Belarus said on Wednesday that its armed forces were now in autonomous control of Russian-supplied nuclear-capable Iskander mobile guided missile systems after completing training in Russia as well as exercises on home soil.

The missiles are capable of hitting targets at a range of up to 500 km (310 miles), Minsk’s defence ministry said.

The commander of Belarusian rocket and artillery forces told Minsk’s Military TV that they had until now lacked a strike weapon with a range of more than 300 km.

In comments posted on Military TV’s Telegram channel, Ruslan Chekhov praised the Iskander for its “simplicity of use, reliability, manoeuvrability and firepower”.

Russian forces used Belarus as a launch pad for their abortive attack on the Ukrainian capital, Kyiv, in February last year, and a recent flurry of joint military activity in Belarus has fanned speculation that Moscow may be leaning on Minsk to join its war in Ukraine – something Minsk has ruled out.

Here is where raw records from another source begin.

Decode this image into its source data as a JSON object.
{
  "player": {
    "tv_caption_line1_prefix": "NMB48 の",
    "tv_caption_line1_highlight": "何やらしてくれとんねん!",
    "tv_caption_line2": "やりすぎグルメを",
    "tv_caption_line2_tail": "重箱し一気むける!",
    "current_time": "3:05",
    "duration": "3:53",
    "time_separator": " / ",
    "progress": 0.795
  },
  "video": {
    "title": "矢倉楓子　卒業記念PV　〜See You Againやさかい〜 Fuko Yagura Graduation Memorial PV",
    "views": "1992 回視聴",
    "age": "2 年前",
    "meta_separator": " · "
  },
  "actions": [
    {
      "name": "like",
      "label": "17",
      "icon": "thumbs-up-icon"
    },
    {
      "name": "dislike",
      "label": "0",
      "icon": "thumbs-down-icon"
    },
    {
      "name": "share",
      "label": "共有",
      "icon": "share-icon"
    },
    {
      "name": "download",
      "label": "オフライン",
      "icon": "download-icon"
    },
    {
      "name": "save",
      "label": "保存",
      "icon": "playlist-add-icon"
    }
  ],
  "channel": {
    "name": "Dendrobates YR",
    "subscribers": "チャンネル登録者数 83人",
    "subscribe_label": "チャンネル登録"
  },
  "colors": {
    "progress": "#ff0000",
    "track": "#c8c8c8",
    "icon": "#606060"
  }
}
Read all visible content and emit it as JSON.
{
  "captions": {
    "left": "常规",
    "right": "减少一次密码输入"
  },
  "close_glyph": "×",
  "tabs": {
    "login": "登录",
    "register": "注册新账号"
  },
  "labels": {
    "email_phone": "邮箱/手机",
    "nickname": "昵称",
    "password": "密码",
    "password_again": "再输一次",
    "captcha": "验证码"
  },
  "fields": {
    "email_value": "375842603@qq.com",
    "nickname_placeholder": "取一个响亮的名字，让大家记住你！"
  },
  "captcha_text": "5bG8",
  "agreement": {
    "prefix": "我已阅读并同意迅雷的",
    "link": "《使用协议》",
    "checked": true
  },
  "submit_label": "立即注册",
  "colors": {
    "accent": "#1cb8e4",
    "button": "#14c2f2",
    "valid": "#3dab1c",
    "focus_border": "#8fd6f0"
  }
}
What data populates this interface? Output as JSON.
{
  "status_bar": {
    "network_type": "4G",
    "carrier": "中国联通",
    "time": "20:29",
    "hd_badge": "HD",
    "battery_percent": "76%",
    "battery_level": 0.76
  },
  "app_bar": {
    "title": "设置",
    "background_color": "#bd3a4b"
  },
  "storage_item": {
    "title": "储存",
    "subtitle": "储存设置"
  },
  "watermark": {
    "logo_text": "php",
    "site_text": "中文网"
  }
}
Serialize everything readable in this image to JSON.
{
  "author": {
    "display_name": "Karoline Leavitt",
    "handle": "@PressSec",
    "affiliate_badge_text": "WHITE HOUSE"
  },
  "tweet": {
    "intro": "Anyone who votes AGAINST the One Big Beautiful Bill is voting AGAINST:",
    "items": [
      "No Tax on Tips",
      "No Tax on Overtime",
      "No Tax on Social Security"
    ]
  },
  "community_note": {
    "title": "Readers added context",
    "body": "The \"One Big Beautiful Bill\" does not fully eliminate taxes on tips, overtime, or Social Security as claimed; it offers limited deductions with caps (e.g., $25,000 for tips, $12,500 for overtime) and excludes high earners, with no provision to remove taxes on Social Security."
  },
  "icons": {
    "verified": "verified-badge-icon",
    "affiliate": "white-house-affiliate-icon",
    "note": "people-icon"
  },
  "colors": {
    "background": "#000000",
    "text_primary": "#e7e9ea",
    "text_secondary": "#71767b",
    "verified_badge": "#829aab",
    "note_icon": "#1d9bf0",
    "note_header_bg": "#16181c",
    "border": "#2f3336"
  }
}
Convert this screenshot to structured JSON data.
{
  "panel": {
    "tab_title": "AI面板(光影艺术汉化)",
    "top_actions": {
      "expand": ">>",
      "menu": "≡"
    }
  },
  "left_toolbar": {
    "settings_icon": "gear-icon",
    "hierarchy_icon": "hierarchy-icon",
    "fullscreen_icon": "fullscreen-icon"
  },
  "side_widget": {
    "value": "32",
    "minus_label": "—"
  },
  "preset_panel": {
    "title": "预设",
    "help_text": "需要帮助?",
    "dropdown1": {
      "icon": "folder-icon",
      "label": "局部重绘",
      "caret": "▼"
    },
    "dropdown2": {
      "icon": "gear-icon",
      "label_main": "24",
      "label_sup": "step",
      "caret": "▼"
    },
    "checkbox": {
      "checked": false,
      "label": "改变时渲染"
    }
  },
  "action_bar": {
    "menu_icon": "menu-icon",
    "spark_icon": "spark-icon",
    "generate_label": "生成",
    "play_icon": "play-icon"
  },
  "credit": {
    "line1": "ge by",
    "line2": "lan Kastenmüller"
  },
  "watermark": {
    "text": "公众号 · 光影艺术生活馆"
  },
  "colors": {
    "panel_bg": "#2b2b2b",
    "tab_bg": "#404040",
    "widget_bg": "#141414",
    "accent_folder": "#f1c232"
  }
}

The Iskander-M, codenamed “SS-26 Stone” by NATO, replaced the Soviet “Scud”. Its range reaches deep into Belarus’s neighbours Ukraine and NATO member Poland, whose relations with Belarus are badly strained.